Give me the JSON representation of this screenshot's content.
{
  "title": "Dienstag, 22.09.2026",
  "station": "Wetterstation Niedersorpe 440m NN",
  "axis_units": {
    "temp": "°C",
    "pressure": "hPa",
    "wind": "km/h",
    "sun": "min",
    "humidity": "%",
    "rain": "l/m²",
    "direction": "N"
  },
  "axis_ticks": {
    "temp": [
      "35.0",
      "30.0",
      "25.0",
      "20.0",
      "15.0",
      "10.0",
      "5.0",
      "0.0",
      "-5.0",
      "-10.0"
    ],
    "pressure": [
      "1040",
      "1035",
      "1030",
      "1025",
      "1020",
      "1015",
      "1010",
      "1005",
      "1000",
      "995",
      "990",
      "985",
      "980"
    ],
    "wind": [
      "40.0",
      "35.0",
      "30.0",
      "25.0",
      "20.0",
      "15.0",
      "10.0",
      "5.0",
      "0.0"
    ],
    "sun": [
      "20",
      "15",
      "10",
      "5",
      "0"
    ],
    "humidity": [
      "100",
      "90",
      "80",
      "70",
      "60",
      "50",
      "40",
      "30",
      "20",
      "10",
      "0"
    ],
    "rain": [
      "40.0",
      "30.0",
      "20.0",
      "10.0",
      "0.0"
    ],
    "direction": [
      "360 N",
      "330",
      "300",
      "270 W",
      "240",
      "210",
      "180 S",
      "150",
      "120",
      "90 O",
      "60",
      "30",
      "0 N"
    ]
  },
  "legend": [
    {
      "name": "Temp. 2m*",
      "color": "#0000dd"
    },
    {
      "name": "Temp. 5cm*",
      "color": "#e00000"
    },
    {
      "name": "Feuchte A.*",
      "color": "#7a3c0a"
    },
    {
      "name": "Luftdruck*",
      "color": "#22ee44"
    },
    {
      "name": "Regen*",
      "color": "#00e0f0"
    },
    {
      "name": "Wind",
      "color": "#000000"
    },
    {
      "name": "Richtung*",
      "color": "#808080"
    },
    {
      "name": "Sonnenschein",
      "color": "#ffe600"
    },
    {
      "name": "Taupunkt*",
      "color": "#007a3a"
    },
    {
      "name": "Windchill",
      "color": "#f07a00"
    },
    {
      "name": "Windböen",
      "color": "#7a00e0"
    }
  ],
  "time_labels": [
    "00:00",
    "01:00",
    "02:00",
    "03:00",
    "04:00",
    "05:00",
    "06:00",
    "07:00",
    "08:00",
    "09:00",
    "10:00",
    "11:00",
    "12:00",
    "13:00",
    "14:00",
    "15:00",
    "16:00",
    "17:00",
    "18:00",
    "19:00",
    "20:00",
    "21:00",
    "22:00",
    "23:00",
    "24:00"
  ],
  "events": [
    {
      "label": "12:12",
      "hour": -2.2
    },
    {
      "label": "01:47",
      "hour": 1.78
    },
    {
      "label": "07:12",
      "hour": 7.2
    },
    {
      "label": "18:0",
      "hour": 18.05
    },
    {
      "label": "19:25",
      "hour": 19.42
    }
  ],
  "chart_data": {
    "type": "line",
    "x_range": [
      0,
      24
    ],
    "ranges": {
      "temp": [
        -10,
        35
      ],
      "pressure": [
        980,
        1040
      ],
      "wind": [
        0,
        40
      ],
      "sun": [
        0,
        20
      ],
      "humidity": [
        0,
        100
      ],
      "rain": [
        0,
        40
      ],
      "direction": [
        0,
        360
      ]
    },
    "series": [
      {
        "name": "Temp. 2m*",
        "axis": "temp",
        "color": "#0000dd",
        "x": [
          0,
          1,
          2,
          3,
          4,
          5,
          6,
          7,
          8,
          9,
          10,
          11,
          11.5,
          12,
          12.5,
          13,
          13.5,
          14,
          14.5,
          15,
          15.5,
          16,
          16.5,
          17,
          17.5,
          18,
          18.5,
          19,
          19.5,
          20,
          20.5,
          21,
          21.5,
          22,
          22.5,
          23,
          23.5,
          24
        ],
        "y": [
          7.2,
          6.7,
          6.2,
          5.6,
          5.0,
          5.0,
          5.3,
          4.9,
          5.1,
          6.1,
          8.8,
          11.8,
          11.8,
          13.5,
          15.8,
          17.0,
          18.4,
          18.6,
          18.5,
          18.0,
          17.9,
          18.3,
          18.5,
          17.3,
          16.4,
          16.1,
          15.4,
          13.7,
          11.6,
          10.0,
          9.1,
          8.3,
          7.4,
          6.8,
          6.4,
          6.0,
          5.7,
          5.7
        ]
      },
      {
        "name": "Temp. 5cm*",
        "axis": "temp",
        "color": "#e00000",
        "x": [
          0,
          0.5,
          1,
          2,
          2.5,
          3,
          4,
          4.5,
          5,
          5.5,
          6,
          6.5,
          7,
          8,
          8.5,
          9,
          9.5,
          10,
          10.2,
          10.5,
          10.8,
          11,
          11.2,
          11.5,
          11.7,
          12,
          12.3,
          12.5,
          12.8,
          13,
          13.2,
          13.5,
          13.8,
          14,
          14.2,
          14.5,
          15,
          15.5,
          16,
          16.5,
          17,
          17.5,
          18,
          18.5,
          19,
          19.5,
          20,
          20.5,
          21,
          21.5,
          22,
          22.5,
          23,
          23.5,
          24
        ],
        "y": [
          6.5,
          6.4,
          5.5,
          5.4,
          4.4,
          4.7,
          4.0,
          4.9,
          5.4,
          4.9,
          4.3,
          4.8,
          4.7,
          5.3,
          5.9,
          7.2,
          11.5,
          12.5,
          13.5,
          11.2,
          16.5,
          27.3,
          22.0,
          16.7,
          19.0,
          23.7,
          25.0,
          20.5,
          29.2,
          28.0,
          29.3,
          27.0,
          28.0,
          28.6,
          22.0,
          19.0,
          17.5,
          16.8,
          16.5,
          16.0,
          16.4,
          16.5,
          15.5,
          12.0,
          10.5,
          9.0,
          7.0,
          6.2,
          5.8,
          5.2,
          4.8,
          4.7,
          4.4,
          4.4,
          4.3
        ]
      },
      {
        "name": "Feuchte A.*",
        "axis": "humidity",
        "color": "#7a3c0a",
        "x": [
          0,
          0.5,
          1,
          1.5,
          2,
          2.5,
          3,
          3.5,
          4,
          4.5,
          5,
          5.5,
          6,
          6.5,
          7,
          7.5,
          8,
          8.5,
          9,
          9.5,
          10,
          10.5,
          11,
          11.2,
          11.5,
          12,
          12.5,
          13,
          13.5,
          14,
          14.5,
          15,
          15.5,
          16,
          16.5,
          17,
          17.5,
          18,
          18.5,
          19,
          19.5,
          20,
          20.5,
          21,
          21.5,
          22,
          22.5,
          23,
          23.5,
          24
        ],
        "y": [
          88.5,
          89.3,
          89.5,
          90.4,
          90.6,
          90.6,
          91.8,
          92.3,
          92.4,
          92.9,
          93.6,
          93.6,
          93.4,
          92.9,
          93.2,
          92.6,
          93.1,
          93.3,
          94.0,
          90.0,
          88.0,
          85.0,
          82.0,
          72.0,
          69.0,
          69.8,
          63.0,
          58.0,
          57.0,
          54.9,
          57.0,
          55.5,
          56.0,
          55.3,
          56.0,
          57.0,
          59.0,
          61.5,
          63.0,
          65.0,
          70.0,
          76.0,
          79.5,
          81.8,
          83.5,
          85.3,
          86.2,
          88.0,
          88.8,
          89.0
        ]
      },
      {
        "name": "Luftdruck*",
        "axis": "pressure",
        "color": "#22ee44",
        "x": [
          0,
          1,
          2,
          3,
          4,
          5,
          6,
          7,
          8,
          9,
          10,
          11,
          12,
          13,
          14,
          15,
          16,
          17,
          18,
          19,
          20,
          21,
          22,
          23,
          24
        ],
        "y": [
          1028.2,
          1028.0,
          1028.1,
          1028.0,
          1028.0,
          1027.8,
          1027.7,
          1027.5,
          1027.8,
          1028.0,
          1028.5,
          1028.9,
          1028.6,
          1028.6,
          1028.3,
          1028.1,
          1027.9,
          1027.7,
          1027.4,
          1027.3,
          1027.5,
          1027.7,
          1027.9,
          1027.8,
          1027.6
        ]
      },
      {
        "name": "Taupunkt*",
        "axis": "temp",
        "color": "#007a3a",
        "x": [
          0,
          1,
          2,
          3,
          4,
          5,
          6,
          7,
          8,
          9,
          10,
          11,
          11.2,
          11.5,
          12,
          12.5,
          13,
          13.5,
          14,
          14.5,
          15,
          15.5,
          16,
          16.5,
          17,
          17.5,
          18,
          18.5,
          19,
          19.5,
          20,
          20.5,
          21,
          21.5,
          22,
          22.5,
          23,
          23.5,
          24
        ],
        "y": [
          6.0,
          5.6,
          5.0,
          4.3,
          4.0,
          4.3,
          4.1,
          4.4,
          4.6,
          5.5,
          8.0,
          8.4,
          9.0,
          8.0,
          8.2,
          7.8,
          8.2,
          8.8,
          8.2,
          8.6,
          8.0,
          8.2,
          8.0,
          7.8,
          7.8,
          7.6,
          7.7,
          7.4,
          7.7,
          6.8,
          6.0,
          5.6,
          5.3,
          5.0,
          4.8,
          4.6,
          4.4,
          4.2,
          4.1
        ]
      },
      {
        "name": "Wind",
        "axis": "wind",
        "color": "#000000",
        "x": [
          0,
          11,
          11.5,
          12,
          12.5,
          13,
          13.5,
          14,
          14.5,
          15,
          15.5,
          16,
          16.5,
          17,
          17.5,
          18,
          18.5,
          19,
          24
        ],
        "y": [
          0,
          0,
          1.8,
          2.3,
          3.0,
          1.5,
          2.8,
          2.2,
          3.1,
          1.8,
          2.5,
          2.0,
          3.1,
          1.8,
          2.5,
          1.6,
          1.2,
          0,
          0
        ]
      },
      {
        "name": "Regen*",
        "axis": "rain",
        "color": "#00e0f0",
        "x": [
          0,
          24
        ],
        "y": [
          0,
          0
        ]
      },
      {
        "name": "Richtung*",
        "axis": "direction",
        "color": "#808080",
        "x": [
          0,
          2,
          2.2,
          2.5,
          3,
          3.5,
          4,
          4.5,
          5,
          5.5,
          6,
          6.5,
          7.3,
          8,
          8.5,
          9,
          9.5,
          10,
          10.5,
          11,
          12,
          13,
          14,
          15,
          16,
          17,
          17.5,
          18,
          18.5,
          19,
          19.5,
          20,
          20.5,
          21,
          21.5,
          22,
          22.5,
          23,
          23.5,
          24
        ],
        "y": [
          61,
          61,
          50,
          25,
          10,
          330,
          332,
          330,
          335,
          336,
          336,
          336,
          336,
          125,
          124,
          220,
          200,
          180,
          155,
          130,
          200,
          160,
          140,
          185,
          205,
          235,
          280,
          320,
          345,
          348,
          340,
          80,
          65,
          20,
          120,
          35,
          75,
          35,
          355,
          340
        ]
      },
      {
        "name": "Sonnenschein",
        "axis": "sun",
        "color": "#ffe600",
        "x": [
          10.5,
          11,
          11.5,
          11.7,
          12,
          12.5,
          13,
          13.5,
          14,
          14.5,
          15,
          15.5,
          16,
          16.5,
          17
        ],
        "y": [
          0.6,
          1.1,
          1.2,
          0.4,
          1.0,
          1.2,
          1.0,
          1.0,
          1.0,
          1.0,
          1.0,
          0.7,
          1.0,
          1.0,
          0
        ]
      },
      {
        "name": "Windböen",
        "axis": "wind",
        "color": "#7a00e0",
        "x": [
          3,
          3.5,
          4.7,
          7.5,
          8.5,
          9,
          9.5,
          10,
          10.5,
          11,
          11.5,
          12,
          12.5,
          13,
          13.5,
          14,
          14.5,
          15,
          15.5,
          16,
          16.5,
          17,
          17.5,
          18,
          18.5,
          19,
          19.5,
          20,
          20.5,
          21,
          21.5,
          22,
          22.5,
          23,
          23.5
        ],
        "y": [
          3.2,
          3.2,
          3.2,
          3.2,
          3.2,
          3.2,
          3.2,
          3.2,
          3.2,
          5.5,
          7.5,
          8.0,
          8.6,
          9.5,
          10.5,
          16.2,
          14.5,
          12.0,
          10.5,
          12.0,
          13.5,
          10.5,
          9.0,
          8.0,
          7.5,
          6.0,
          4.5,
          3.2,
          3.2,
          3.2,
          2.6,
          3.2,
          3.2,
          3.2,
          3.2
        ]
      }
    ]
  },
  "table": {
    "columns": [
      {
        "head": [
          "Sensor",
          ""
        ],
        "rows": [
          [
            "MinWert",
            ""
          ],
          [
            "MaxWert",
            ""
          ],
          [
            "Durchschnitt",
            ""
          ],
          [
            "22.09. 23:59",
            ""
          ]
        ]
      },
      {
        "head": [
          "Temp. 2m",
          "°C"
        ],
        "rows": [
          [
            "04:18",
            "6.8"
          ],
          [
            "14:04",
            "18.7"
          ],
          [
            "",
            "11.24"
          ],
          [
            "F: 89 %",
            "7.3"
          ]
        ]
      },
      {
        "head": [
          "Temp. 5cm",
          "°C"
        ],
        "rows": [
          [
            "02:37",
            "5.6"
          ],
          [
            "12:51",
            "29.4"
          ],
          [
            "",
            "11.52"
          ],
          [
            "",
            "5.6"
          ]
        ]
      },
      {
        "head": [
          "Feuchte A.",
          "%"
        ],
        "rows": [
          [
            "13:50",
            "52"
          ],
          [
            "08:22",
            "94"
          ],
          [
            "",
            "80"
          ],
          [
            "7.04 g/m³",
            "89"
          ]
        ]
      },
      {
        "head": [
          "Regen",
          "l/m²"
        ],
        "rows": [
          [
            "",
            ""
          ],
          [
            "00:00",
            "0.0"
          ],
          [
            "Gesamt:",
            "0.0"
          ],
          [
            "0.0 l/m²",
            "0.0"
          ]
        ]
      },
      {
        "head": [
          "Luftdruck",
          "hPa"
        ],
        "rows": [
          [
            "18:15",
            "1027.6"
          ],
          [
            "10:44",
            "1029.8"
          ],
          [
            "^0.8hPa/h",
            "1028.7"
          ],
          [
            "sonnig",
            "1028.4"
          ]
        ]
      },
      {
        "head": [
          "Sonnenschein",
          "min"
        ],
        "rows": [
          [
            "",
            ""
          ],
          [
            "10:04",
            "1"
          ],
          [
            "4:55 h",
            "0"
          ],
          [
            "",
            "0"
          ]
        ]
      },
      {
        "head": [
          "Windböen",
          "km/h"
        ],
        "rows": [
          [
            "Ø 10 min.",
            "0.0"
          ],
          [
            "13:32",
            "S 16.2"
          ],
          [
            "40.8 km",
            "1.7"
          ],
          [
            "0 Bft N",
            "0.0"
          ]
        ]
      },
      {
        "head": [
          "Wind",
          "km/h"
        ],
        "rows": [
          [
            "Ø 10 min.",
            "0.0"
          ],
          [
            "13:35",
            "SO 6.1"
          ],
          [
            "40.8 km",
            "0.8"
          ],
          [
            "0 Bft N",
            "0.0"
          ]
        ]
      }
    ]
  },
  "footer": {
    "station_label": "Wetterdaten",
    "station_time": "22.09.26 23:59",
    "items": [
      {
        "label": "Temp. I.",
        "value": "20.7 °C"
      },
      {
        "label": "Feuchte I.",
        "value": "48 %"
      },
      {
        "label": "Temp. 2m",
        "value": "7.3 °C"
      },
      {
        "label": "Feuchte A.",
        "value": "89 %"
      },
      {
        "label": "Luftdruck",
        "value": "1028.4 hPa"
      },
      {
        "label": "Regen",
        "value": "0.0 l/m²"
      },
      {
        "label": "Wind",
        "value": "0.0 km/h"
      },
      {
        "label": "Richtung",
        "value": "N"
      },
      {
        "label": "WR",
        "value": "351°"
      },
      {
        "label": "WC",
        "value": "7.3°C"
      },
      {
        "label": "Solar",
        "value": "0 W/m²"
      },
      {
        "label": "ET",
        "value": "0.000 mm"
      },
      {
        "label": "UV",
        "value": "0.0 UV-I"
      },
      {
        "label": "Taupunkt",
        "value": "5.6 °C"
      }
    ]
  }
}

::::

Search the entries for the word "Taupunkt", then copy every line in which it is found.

Output below:
      "name": "Taupunkt*",
        "name": "Taupunkt*",
        "label": "Taupunkt",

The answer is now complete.